If you or your friend have writing anxiety, avoid criticism or correction. Enjoy and praise the unique, spontaneous expression.
Your Personal Archives Exercise:
Do you have a personal archive including a handwritten journal, private collection of letters, cards or photos? Revisit these on occasion to find moments of reality, of love, of spontaneous feeling. You can use these feelings and memories to give life to characters, settings and conflict.
Do you keep maps? These are great starting points to begin researching setting. I have traveled and moved around so many times that I often forget where I have been. It’s interesting to revisit places that I lived but may not have appreciated or explored in depth.
Stored objects. Do you have something that was handed down to you through generations? These items are saved for the stories that are attached or for their material value. Bring out those objects and let them tell you their stoires. You just write what comes out of the smell, the texture, the flaws.
Books. I often keep some books to remind me what I love and appreciate. What was the message or value of that particular book that inspired me? In that you may discover a theme.
The Notecard Novella:
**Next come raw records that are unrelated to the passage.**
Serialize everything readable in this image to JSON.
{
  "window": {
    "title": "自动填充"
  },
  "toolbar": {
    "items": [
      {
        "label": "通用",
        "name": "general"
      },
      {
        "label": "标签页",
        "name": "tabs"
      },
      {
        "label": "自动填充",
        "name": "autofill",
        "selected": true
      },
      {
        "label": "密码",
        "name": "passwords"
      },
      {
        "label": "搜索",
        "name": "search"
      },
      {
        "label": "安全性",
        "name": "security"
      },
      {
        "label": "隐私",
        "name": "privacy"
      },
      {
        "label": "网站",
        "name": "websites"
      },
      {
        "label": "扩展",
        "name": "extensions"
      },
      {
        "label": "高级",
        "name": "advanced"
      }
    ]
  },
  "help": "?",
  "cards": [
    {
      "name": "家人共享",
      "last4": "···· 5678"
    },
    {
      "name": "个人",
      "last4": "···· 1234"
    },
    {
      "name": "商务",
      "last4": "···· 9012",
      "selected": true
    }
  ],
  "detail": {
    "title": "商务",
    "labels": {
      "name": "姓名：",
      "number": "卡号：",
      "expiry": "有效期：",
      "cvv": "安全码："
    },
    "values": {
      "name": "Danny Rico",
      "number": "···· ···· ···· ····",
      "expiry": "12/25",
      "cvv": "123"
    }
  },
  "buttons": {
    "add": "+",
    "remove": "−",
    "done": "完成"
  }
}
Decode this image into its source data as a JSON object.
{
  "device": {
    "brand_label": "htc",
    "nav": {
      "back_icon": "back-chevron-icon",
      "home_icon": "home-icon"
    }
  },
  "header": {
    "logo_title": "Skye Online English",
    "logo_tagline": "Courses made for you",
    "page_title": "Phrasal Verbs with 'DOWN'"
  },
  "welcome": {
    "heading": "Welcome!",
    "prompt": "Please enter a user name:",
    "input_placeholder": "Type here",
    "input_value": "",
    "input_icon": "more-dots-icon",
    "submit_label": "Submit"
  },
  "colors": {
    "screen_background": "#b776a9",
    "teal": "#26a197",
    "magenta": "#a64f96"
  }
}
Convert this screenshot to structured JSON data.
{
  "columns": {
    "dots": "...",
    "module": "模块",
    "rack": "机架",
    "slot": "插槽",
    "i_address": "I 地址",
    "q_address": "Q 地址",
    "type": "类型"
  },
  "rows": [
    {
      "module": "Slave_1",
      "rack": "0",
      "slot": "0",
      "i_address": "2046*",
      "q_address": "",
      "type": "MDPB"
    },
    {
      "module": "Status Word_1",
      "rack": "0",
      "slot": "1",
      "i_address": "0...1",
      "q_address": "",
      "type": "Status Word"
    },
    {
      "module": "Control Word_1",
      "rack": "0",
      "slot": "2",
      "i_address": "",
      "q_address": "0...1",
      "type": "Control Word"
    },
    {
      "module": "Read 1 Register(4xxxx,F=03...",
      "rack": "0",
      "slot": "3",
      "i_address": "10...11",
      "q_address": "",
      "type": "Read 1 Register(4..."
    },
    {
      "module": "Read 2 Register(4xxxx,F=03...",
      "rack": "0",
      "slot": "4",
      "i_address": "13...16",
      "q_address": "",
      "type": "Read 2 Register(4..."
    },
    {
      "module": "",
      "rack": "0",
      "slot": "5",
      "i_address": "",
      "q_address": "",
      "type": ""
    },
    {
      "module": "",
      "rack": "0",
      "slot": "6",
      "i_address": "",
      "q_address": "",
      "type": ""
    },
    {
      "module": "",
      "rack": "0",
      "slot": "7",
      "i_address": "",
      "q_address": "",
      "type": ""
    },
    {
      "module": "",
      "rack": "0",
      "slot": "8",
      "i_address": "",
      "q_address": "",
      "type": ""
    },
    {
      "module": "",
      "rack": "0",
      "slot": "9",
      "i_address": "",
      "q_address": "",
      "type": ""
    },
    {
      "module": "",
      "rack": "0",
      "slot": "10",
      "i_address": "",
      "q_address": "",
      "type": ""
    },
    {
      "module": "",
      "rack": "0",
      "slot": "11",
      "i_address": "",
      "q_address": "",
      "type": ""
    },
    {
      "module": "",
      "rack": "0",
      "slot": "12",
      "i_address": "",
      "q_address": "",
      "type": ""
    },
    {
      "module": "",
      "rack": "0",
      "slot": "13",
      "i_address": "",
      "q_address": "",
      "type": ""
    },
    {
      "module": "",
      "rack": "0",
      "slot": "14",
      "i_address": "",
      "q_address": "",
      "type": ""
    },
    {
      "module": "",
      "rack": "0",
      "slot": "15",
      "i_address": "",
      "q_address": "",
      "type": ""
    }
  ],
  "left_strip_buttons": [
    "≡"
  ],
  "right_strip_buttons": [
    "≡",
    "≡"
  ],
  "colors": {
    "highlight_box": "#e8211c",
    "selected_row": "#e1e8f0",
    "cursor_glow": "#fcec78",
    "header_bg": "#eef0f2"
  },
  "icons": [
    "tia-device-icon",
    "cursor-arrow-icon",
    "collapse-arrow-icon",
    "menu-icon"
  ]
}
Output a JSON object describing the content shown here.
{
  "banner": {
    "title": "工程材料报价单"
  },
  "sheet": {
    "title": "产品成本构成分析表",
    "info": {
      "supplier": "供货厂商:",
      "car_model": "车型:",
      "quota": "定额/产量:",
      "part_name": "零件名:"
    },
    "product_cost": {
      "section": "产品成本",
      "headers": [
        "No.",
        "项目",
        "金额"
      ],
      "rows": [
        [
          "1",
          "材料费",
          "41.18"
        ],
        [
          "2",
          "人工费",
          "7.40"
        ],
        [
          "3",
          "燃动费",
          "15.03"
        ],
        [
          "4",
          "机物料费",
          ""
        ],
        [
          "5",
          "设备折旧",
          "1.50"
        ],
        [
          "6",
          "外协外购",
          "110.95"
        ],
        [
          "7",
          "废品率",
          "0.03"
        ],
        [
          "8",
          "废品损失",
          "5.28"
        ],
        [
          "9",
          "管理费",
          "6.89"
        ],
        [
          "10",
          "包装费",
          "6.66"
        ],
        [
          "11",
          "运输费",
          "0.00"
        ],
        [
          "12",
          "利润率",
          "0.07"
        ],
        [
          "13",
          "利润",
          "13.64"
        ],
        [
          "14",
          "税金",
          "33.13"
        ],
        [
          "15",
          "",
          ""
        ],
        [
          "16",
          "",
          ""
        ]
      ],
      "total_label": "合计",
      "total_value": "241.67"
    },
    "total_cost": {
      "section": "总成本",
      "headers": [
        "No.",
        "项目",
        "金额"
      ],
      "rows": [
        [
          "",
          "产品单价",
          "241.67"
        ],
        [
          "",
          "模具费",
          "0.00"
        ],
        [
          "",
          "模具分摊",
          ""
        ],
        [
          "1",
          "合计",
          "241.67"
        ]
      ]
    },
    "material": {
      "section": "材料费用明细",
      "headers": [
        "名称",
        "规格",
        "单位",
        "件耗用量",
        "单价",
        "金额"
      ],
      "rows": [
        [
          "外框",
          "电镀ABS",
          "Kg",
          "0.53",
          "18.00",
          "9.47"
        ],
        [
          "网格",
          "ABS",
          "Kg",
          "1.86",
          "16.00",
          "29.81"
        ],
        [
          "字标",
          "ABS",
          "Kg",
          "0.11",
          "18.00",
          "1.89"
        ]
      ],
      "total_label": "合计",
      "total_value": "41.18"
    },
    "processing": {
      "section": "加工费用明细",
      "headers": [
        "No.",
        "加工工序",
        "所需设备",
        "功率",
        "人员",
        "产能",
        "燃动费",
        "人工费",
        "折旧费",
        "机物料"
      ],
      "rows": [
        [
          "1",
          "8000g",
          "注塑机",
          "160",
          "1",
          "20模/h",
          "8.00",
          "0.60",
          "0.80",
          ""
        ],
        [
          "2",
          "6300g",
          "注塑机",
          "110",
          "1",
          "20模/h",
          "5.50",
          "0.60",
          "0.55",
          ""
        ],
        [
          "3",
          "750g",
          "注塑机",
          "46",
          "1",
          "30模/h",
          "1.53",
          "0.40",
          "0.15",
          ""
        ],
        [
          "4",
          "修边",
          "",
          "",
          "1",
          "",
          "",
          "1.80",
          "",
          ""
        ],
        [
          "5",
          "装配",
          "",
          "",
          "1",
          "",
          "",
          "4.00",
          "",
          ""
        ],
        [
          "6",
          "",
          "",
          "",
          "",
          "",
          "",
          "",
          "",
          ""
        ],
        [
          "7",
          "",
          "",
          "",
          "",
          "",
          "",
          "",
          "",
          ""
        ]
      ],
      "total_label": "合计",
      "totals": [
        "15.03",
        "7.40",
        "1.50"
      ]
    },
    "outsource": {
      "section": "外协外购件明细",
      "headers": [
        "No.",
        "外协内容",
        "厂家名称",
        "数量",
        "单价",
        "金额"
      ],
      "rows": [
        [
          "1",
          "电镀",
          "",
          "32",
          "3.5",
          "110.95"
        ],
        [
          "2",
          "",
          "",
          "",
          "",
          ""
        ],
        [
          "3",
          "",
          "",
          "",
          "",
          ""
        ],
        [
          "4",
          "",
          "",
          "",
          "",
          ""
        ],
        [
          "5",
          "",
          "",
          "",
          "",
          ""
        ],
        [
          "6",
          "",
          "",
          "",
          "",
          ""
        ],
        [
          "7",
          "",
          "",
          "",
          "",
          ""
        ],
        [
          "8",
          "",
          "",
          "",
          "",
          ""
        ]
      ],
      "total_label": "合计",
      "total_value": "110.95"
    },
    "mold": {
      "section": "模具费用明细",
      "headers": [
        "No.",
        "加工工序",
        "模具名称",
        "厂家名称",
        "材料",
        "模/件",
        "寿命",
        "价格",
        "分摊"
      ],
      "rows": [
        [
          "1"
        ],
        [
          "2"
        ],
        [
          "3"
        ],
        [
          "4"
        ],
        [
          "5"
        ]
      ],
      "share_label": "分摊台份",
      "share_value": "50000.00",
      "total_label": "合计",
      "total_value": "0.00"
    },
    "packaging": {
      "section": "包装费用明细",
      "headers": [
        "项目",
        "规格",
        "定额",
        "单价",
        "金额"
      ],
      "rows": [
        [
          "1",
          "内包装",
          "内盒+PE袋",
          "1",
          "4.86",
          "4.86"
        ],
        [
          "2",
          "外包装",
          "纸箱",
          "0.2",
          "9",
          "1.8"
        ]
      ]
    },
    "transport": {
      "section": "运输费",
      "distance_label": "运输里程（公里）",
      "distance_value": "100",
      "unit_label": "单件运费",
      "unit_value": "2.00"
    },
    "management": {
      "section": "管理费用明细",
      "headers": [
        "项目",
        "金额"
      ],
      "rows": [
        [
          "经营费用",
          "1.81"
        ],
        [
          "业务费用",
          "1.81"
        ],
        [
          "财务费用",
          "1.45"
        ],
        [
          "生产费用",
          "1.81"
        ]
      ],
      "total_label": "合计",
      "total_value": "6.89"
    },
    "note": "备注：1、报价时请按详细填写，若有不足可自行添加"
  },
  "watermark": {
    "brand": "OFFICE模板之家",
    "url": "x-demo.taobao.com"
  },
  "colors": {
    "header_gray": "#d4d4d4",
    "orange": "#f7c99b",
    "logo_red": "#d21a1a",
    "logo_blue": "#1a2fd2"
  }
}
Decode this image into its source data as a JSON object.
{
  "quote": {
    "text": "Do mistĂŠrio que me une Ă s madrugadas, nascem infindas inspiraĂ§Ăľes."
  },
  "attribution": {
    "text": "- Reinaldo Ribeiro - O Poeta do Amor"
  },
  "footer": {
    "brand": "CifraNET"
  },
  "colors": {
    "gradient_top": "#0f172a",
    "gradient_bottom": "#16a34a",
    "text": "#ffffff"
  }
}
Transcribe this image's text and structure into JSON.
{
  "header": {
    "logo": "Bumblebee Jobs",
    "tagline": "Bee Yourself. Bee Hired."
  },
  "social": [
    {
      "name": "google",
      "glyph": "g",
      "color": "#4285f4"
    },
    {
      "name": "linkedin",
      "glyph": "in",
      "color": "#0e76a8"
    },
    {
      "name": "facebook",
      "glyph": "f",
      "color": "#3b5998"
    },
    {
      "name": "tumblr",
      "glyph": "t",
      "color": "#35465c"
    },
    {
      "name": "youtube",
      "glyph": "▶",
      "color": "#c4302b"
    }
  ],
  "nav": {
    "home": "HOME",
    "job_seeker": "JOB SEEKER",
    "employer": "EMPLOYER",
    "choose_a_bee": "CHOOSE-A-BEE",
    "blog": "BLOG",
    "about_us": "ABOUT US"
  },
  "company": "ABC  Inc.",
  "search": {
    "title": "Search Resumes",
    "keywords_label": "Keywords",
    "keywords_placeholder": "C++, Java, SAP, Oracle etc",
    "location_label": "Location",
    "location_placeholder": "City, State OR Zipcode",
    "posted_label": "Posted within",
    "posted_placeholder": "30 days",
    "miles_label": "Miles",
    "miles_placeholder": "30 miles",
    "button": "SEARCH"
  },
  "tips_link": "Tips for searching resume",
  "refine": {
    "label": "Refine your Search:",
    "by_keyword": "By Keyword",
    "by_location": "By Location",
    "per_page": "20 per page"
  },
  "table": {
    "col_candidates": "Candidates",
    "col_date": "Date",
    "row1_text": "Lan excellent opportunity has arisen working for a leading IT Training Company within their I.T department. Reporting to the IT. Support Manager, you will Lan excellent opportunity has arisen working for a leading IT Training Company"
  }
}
Blank page too large? Size matters when writing stories. The idea of long defeats. It balks at being written. Like the idea of running a marathon. But no marathon was ever completed without weekly batches of miles. This is why it works: your heart will not faint at the idea of filling a notecard.
I have written several long stories on notecards. My basic goal is to create images and feelings with words. Gather a few cards.
Write the first thoughts that come.
Keep adding the images as they arrive.
If you are stuck for more than five minutes, go do the dishes. While you are working on a repetative task, the ideas will begin to generate. Go back to the cards, especially because you love to avoid the stack of dishes.
Use your desire to avoid sticky, messy, physical labor to your advantage.